### EXERCISE INSTRUCTIONS
Using the records provided below, locate and copy each line that contains the word "智学网登录".

### SOURCE MATERIAL

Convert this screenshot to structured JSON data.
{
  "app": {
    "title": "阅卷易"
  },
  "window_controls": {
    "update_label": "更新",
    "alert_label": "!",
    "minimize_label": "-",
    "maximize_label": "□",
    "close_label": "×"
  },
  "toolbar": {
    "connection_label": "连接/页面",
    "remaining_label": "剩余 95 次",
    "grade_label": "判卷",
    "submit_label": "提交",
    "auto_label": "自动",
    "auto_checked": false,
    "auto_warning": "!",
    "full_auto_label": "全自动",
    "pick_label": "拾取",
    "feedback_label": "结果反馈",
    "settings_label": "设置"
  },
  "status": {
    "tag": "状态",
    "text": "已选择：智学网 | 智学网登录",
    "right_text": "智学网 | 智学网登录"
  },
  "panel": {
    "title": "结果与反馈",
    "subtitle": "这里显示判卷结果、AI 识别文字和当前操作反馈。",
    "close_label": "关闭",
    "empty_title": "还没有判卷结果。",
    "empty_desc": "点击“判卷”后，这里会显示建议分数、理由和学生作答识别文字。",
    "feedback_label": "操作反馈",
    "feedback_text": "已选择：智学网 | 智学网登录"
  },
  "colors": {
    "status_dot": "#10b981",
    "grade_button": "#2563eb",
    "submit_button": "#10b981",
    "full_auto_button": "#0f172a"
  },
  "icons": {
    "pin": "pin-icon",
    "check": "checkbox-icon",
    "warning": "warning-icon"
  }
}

### ANSWER SPACE
    "text": "已选择：智学网 | 智学网登录",
    "right_text": "智学网 | 智学网登录"
    "feedback_text": "已选择：智学网 | 智学网登录"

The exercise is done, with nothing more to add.